Data about app and page elements
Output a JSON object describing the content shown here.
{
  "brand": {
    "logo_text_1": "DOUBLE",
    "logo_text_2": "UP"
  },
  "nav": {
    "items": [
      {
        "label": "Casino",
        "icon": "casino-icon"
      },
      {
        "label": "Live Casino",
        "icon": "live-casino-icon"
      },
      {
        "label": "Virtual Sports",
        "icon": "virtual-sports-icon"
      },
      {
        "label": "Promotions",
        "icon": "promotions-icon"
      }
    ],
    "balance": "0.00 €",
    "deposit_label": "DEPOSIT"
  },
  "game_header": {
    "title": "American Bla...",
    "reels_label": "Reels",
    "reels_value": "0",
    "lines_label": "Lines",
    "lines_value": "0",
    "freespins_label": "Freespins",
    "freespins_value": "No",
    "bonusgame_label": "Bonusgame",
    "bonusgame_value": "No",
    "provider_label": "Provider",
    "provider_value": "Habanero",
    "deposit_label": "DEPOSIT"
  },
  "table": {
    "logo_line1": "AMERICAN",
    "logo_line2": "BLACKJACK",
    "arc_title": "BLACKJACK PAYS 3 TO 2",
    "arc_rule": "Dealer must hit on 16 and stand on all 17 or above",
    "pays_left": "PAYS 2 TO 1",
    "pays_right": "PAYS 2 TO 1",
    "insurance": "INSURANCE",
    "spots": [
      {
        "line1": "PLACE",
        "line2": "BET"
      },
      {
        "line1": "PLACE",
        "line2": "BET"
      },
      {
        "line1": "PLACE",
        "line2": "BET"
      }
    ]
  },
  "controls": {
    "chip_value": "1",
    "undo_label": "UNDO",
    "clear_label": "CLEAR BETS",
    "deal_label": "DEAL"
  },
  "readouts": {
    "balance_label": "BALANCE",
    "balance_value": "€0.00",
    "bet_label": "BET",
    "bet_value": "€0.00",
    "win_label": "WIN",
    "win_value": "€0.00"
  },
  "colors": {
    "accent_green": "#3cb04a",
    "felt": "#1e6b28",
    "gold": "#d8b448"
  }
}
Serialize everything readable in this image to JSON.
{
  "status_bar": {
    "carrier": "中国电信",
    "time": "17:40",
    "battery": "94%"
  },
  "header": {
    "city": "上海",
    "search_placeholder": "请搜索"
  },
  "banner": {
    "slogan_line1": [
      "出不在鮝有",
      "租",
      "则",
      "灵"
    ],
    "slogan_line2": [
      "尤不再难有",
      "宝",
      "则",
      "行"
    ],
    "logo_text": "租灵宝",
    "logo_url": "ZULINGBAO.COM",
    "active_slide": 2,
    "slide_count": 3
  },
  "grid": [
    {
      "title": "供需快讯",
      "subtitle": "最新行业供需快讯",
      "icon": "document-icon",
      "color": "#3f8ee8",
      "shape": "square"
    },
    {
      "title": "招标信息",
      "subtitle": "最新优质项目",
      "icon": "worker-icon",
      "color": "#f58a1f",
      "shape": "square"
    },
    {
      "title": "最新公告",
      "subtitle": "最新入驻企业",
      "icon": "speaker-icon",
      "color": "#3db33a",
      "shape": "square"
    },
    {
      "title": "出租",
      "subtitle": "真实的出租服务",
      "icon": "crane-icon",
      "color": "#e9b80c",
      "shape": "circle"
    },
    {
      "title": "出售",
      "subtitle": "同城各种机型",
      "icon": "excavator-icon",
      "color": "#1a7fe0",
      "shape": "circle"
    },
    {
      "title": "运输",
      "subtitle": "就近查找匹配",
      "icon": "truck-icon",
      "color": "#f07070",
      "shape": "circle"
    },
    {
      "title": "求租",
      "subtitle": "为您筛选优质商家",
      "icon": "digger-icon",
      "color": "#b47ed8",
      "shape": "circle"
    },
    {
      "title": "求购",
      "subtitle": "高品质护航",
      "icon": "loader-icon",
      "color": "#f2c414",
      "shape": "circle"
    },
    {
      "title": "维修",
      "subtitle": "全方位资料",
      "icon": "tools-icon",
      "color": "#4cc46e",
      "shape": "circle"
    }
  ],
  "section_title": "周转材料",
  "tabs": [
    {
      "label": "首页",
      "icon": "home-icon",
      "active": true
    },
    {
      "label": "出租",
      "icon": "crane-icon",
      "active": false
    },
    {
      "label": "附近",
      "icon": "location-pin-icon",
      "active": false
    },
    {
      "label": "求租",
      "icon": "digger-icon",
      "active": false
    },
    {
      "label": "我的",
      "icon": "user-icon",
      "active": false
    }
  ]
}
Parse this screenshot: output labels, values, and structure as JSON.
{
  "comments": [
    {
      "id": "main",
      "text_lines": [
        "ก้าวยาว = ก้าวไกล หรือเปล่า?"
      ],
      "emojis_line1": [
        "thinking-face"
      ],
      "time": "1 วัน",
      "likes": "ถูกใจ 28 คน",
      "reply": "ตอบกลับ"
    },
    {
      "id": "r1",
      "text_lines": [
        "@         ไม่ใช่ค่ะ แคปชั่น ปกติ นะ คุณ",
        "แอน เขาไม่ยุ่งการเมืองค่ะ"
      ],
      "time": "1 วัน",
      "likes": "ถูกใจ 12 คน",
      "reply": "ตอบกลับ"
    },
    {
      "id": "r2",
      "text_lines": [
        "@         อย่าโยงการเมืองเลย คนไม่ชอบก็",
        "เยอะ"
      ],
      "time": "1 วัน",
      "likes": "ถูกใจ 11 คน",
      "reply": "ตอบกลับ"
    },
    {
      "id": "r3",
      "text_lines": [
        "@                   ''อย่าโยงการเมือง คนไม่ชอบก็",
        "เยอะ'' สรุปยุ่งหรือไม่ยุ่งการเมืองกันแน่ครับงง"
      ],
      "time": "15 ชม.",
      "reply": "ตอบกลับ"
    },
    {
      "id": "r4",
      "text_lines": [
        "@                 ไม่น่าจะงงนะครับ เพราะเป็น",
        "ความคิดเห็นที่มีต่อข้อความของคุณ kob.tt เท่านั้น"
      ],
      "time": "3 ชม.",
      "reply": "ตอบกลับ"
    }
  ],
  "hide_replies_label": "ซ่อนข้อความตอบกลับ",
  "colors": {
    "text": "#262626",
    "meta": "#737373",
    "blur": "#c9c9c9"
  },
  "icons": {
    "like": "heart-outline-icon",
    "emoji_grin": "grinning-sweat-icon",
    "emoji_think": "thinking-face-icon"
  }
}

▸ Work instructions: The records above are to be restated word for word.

▸ Answer box:
Output a JSON object describing the content shown here.
{
  "brand": {
    "logo_text_1": "DOUBLE",
    "logo_text_2": "UP"
  },
  "nav": {
    "items": [
      {
        "label": "Casino",
        "icon": "casino-icon"
      },
      {
        "label": "Live Casino",
        "icon": "live-casino-icon"
      },
      {
        "label": "Virtual Sports",
        "icon": "virtual-sports-icon"
      },
      {
        "label": "Promotions",
        "icon": "promotions-icon"
      }
    ],
    "balance": "0.00 €",
    "deposit_label": "DEPOSIT"
  },
  "game_header": {
    "title": "American Bla...",
    "reels_label": "Reels",
    "reels_value": "0",
    "lines_label": "Lines",
    "lines_value": "0",
    "freespins_label": "Freespins",
    "freespins_value": "No",
    "bonusgame_label": "Bonusgame",
    "bonusgame_value": "No",
    "provider_label": "Provider",
    "provider_value": "Habanero",
    "deposit_label": "DEPOSIT"
  },
  "table": {
    "logo_line1": "AMERICAN",
    "logo_line2": "BLACKJACK",
    "arc_title": "BLACKJACK PAYS 3 TO 2",
    "arc_rule": "Dealer must hit on 16 and stand on all 17 or above",
    "pays_left": "PAYS 2 TO 1",
    "pays_right": "PAYS 2 TO 1",
    "insurance": "INSURANCE",
    "spots": [
      {
        "line1": "PLACE",
        "line2": "BET"
      },
      {
        "line1": "PLACE",
        "line2": "BET"
      },
      {
        "line1": "PLACE",
        "line2": "BET"
      }
    ]
  },
  "controls": {
    "chip_value": "1",
    "undo_label": "UNDO",
    "clear_label": "CLEAR BETS",
    "deal_label": "DEAL"
  },
  "readouts": {
    "balance_label": "BALANCE",
    "balance_value": "€0.00",
    "bet_label": "BET",
    "bet_value": "€0.00",
    "win_label": "WIN",
    "win_value": "€0.00"
  },
  "colors": {
    "accent_green": "#3cb04a",
    "felt": "#1e6b28",
    "gold": "#d8b448"
  }
}
Serialize everything readable in this image to JSON.
{
  "status_bar": {
    "carrier": "中国电信",
    "time": "17:40",
    "battery": "94%"
  },
  "header": {
    "city": "上海",
    "search_placeholder": "请搜索"
  },
  "banner": {
    "slogan_line1": [
      "出不在鮝有",
      "租",
      "则",
      "灵"
    ],
    "slogan_line2": [
      "尤不再难有",
      "宝",
      "则",
      "行"
    ],
    "logo_text": "租灵宝",
    "logo_url": "ZULINGBAO.COM",
    "active_slide": 2,
    "slide_count": 3
  },
  "grid": [
    {
      "title": "供需快讯",
      "subtitle": "最新行业供需快讯",
      "icon": "document-icon",
      "color": "#3f8ee8",
      "shape": "square"
    },
    {
      "title": "招标信息",
      "subtitle": "最新优质项目",
      "icon": "worker-icon",
      "color": "#f58a1f",
      "shape": "square"
    },
    {
      "title": "最新公告",
      "subtitle": "最新入驻企业",
      "icon": "speaker-icon",
      "color": "#3db33a",
      "shape": "square"
    },
    {
      "title": "出租",
      "subtitle": "真实的出租服务",
      "icon": "crane-icon",
      "color": "#e9b80c",
      "shape": "circle"
    },
    {
      "title": "出售",
      "subtitle": "同城各种机型",
      "icon": "excavator-icon",
      "color": "#1a7fe0",
      "shape": "circle"
    },
    {
      "title": "运输",
      "subtitle": "就近查找匹配",
      "icon": "truck-icon",
      "color": "#f07070",
      "shape": "circle"
    },
    {
      "title": "求租",
      "subtitle": "为您筛选优质商家",
      "icon": "digger-icon",
      "color": "#b47ed8",
      "shape": "circle"
    },
    {
      "title": "求购",
      "subtitle": "高品质护航",
      "icon": "loader-icon",
      "color": "#f2c414",
      "shape": "circle"
    },
    {
      "title": "维修",
      "subtitle": "全方位资料",
      "icon": "tools-icon",
      "color": "#4cc46e",
      "shape": "circle"
    }
  ],
  "section_title": "周转材料",
  "tabs": [
    {
      "label": "首页",
      "icon": "home-icon",
      "active": true
    },
    {
      "label": "出租",
      "icon": "crane-icon",
      "active": false
    },
    {
      "label": "附近",
      "icon": "location-pin-icon",
      "active": false
    },
    {
      "label": "求租",
      "icon": "digger-icon",
      "active": false
    },
    {
      "label": "我的",
      "icon": "user-icon",
      "active": false
    }
  ]
}
Parse this screenshot: output labels, values, and structure as JSON.
{
  "comments": [
    {
      "id": "main",
      "text_lines": [
        "ก้าวยาว = ก้าวไกล หรือเปล่า?"
      ],
      "emojis_line1": [
        "thinking-face"
      ],
      "time": "1 วัน",
      "likes": "ถูกใจ 28 คน",
      "reply": "ตอบกลับ"
    },
    {
      "id": "r1",
      "text_lines": [
        "@         ไม่ใช่ค่ะ แคปชั่น ปกติ นะ คุณ",
        "แอน เขาไม่ยุ่งการเมืองค่ะ"
      ],
      "time": "1 วัน",
      "likes": "ถูกใจ 12 คน",
      "reply": "ตอบกลับ"
    },
    {
      "id": "r2",
      "text_lines": [
        "@         อย่าโยงการเมืองเลย คนไม่ชอบก็",
        "เยอะ"
      ],
      "time": "1 วัน",
      "likes": "ถูกใจ 11 คน",
      "reply": "ตอบกลับ"
    },
    {
      "id": "r3",
      "text_lines": [
        "@                   ''อย่าโยงการเมือง คนไม่ชอบก็",
        "เยอะ'' สรุปยุ่งหรือไม่ยุ่งการเมืองกันแน่ครับงง"
      ],
      "time": "15 ชม.",
      "reply": "ตอบกลับ"
    },
    {
      "id": "r4",
      "text_lines": [
        "@                 ไม่น่าจะงงนะครับ เพราะเป็น",
        "ความคิดเห็นที่มีต่อข้อความของคุณ kob.tt เท่านั้น"
      ],
      "time": "3 ชม.",
      "reply": "ตอบกลับ"
    }
  ],
  "hide_replies_label": "ซ่อนข้อความตอบกลับ",
  "colors": {
    "text": "#262626",
    "meta": "#737373",
    "blur": "#c9c9c9"
  },
  "icons": {
    "like": "heart-outline-icon",
    "emoji_grin": "grinning-sweat-icon",
    "emoji_think": "thinking-face-icon"
  }
}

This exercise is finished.